▽

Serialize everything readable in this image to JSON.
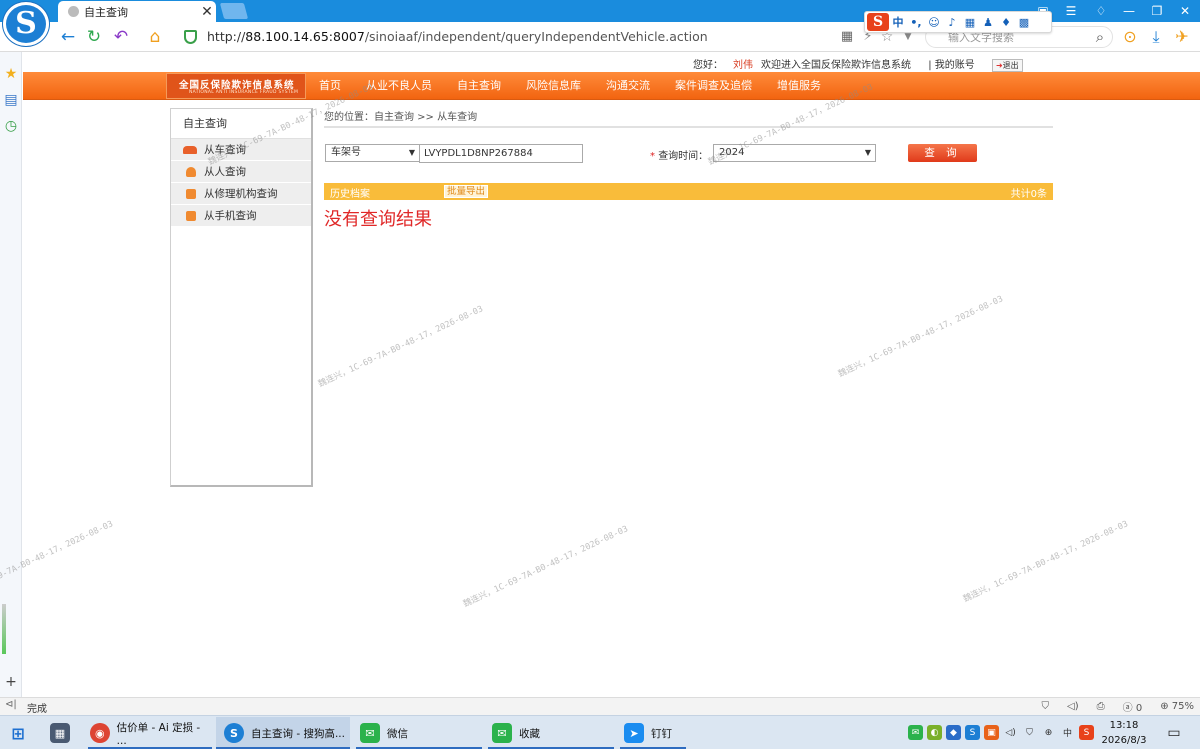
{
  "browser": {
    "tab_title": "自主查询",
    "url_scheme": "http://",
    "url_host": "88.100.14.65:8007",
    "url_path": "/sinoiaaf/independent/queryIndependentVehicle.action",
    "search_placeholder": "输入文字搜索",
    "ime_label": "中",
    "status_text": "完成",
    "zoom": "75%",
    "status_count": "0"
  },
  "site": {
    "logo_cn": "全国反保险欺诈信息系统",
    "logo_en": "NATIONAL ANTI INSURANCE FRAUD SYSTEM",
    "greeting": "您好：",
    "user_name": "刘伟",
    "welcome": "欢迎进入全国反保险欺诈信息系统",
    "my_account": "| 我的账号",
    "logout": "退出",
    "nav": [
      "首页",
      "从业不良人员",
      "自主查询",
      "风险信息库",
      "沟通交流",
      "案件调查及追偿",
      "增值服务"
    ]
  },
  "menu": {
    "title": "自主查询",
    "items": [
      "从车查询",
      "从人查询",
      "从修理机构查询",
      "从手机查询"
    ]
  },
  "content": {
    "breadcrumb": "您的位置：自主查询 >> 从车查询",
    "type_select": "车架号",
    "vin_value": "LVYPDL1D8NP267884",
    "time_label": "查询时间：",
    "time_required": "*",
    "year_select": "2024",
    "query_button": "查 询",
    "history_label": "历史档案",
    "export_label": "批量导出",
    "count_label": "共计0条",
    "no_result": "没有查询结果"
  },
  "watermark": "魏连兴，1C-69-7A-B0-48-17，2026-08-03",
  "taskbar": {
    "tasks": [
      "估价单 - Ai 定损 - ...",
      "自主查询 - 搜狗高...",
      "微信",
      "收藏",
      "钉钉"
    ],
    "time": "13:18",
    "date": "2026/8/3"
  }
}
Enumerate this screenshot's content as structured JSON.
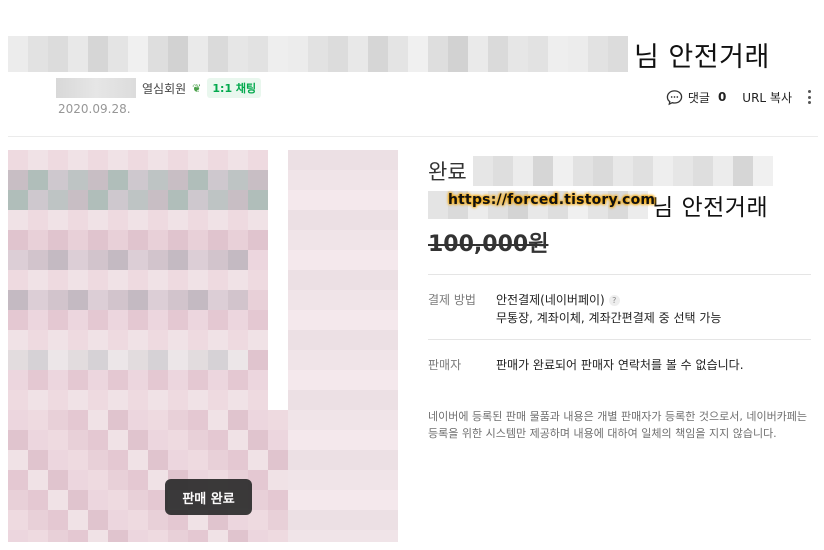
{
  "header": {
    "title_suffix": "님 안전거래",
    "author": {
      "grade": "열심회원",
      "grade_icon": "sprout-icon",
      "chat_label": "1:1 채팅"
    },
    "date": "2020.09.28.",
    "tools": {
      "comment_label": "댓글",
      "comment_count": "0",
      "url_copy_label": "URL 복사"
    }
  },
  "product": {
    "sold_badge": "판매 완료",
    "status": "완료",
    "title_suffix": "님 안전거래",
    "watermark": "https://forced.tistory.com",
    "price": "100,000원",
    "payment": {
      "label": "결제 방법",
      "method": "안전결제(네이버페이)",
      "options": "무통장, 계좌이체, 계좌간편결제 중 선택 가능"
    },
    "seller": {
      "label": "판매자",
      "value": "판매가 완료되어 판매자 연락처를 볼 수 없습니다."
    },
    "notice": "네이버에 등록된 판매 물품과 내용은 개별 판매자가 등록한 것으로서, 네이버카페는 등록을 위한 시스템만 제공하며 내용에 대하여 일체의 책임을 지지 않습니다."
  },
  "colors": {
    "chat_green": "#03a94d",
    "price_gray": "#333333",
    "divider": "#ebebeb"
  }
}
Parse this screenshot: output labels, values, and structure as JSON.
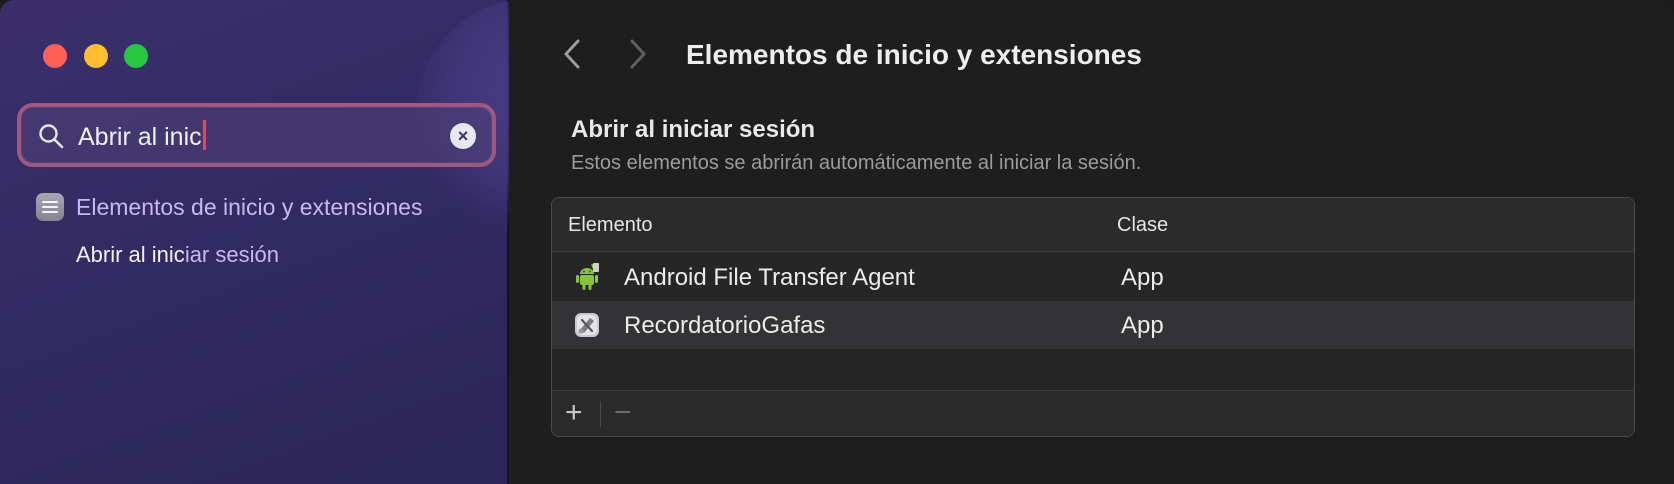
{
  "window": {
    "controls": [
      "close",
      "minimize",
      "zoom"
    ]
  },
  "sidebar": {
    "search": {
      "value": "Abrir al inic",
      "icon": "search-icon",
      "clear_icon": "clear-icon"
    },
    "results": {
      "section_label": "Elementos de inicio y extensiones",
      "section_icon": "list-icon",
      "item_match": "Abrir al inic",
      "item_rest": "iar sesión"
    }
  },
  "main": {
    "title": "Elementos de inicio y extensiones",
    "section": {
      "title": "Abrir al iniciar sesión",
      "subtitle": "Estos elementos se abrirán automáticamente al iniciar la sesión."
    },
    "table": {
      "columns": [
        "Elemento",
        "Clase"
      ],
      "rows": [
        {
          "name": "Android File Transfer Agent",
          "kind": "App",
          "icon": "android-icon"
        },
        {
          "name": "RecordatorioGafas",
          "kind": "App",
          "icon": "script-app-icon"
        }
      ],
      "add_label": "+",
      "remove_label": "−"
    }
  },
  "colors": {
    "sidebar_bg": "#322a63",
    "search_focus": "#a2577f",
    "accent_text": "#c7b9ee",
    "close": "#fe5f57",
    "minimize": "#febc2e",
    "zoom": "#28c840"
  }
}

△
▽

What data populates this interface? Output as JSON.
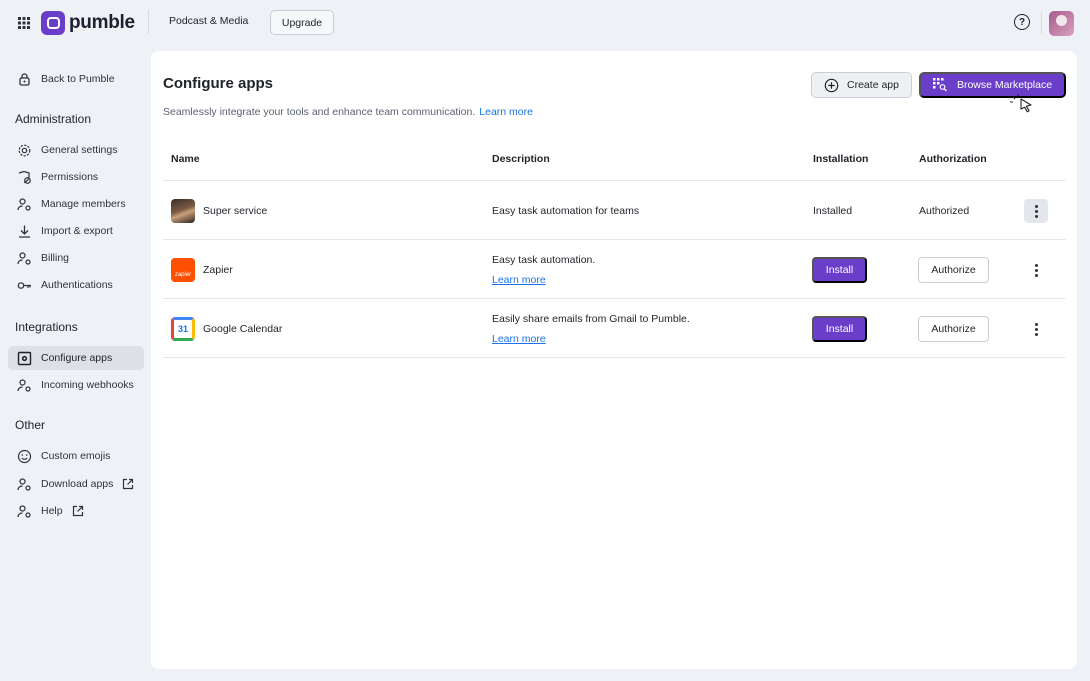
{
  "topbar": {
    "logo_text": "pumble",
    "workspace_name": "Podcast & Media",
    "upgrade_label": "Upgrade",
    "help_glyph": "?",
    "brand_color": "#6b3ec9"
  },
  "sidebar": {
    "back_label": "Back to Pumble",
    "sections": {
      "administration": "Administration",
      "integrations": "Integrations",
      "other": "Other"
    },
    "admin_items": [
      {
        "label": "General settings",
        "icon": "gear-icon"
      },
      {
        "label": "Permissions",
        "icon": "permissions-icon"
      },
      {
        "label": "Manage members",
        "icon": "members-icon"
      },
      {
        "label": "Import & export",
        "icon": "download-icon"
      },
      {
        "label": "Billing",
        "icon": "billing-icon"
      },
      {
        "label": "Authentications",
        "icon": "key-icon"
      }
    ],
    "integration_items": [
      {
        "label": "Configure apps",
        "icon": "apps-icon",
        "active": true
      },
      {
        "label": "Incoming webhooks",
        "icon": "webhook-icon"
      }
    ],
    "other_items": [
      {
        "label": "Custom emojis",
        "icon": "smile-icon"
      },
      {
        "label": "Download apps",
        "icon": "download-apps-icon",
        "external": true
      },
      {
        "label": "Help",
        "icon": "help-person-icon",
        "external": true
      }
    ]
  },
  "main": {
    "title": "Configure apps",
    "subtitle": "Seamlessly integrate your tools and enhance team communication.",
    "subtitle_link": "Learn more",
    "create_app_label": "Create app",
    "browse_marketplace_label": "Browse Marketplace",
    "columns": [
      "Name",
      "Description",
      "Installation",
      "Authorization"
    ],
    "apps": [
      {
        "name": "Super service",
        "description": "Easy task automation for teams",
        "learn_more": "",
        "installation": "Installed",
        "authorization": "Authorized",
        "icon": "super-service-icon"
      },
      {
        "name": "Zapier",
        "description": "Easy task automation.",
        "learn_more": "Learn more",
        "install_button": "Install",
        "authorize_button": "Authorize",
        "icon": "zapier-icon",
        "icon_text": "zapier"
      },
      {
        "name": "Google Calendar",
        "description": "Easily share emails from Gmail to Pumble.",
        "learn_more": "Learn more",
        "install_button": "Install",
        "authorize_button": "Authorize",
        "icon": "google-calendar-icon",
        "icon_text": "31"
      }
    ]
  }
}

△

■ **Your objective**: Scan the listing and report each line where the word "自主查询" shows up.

■ **Expected answer**:
    "tab_title": "自主查询",
      "自主查询",
    "title": "自主查询",
    "breadcrumb": "您的位置：自主查询 >> 从车查询",
      "自主查询 - 搜狗高...",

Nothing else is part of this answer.